Easy: Change one Oscar nomination and the whole “boycott” brushfire over racial diversity would never have happened.
If Will Smith had been nominated for “Concussion” instead of Michael Fassbender for “Steve Jobs,” all would have been quiet – more or less. That’s what should have happened, too.
If it had, Smith’s wife Jada Pinkett Smith wouldn’t have had such an itchy trigger finger on the “boycott” button when no single black face appeared among the 20 Oscar acting nominees. The only black person among the 20 Screen Actors Guild Award nominees is the estimable Idris Elba for Supporting Role in Netflix’s “Beasts of No Nation.” No such outcry, then, greeted the SAG nominations.
Where all of this gets funny is when Robin Roberts interviewed Smith on “Good Morning, America.” Anyone who has ever been married to an independent and outspoken spouse who is going to say whatever they jolly well please whenever they jolly well please, can’t help but find it a little funny that, according to her husband, Jada didn’t tell Will what she was going to say and do before she said and did it. He’s now along for the ride, the way he tells the story.
The day before on “GMA,” Spike Lee said, understandably, “this whole academy thing is a misdirection.” The problem isn’t with a dearth of faces of color among Oscar nominees; it’s with a lack of diversity up and down the full-length of Hollywood movies as “an industry,” not the poor benighted Motion Picture Academy, which is a bit less clueless than it was for many decades of the 20th century.
The problem, to Lee, is with the dearth of black executives in the motion picture business.

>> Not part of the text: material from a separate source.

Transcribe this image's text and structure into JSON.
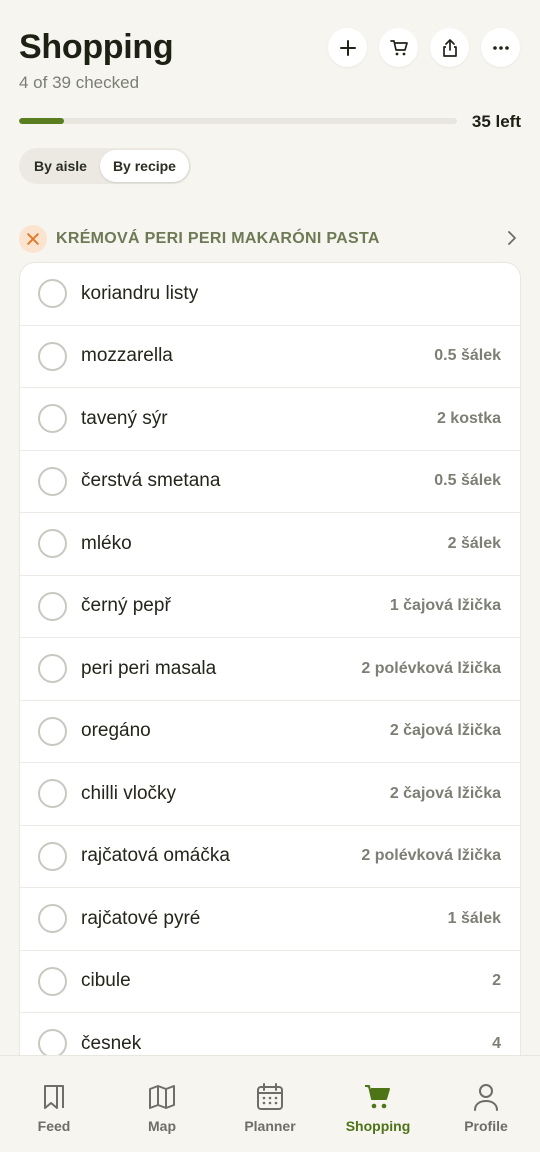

And that’s where Lee – as is his wont – got pretty interesting. There should be, he said, an equivalent of the NFL’s “Rooney Rule” which dates from 2003 and states that NFL teams must interview capable and interested minority candidates for head coaching jobs. It’s named after Dan Rooney, of the vaunted Pittsburgh Steelers family, who was head of the Diversity Committee that established the rule.
One of those, by the way, sometimes pointed to as a result of the “Rooney Rule” is Carolina Panthers’ head coach Ron Rivera, whose team is going to the Super Bowl in a couple of weeks.
If there were more minority executives, Hollywood Studios would almost certainly operate a bit differently.
But the gleaming whiteness of the acting nominees wasn’t the only idiocy in the Oscar nominations. “Steve Jobs” isn’t the only overrated film this time around. So is “The Big Short,” whose director Adam McKay was nominated but not 78-year-old Ridley Scott for “The Martian,” one of the great extraterrestrial fantasies of all time.
And there is where the Academy’s whole response to monochromatic nominations is characteristically stupid.
As always, the Academy decided to search for senile culprits for it all and decided that older “inactive” Academy members need to give up voting privileges after 10 years.
But then as Lee well knows, the Oscars always have been “misdirection” from Hollywood’s diversity problems. Absurdity and injustice have always been part of their birthright and always will be.
I admit cheering with a huge war whoop at the discovery that the little film I consider 2015’s best, “Room,” was nominated for Best Picture, Best Director and Best Actress (Brie Larson, for that one, who stands a decent chance of running the table). But that doesn’t mean I’ve come around to thinking of the Oscars as a sensible, sagacious and enduring statement about excellence in motion pictures. It’s just a snapshot of community sentiment for monetary purposes in a community known for truly legendary foolishness and worse.
I know the current Motion Picture Academy president – Cheryl Boone Isaacs– is African-American, as is Oscar host Chris Rock who, I hope, is allowed to cut loose and take movies seriously at the same time.
But the very history of the Oscar is invidious in so many matters. The first person of color to win it was Hattie McDaniel in “Gone With the Wind,” from whose Atlanta premiere she was barred for racial reasons over the pained objections of Clark Gable. And she won for her extraordinary excellence in an eternally demeaning and caricatured role.
Let me confess that except for Gable and that incredible crane shot in the Atlanta railway station, I have hated “Gone With the Wind” since I first saw it at age 12 – in many ways because of the ghastly but virtuosic stereotyping of McDaniel and Butterfly McQueen. They were prodigiously gifted actresses, both. That they will always be remembered in wretchedly demeaning roles is a sorrow too deep for tears.
Yes, McDaniel won her historic Oscar. But as Lee says, pure misdirection.
The fault is not in our Oscars – it’s in ourselves.